▸ Problem to work on:
Where in the entries below does "Program" appear? Copy every line that has it.

▸ Input records:
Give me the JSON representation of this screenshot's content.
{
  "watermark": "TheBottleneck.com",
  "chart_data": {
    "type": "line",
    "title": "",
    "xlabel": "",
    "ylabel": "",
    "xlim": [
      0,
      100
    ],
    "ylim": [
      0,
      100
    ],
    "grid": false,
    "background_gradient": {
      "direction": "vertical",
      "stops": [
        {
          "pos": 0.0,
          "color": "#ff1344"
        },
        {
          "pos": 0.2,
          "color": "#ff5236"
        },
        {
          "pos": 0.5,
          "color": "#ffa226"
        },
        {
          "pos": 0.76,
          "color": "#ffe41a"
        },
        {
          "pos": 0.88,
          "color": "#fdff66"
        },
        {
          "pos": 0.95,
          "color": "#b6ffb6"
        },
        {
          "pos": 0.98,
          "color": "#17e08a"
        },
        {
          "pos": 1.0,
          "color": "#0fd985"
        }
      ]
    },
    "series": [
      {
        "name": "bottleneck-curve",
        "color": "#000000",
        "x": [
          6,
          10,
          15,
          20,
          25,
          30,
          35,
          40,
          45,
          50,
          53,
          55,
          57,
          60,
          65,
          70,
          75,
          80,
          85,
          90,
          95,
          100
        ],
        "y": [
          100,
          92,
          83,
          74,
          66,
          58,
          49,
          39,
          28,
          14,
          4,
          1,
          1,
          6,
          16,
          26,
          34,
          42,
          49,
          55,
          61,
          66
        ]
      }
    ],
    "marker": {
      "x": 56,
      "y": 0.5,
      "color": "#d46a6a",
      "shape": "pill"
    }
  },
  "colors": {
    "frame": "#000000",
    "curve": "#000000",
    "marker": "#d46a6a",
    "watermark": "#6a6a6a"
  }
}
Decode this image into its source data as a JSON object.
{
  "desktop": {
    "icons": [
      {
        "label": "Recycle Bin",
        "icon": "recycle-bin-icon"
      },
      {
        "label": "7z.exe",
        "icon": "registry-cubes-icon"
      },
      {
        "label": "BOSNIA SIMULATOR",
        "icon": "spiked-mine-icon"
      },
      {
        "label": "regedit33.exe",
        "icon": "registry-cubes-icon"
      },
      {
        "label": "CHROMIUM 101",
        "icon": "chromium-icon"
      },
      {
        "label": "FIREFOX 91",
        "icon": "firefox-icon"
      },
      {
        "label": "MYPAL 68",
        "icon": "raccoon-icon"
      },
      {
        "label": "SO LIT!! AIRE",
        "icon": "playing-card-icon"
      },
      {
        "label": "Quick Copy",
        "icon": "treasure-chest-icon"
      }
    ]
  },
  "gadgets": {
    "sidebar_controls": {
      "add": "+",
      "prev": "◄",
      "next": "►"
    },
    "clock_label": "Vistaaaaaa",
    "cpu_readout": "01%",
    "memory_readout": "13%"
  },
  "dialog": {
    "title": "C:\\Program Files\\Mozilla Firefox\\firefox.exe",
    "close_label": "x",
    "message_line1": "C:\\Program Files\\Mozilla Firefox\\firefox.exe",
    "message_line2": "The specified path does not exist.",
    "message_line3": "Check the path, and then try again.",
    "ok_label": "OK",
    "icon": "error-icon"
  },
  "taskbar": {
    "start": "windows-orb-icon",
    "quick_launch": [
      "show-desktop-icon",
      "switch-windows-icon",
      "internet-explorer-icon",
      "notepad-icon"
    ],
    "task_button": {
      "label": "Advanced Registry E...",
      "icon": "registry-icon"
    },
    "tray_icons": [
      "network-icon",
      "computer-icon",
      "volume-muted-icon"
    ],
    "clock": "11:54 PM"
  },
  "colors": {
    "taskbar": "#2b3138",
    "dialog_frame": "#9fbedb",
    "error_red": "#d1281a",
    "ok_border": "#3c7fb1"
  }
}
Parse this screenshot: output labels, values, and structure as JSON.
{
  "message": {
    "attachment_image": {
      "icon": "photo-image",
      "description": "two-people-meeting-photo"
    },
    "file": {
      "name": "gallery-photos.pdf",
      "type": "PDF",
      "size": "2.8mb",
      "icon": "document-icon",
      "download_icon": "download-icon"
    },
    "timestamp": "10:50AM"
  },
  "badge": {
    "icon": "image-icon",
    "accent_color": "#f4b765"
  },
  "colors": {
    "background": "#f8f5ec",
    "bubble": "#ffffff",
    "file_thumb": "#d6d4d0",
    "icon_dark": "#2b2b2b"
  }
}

▸ Finished exercise:
    "title": "C:\\Program Files\\Mozilla Firefox\\firefox.exe",
    "message_line1": "C:\\Program Files\\Mozilla Firefox\\firefox.exe",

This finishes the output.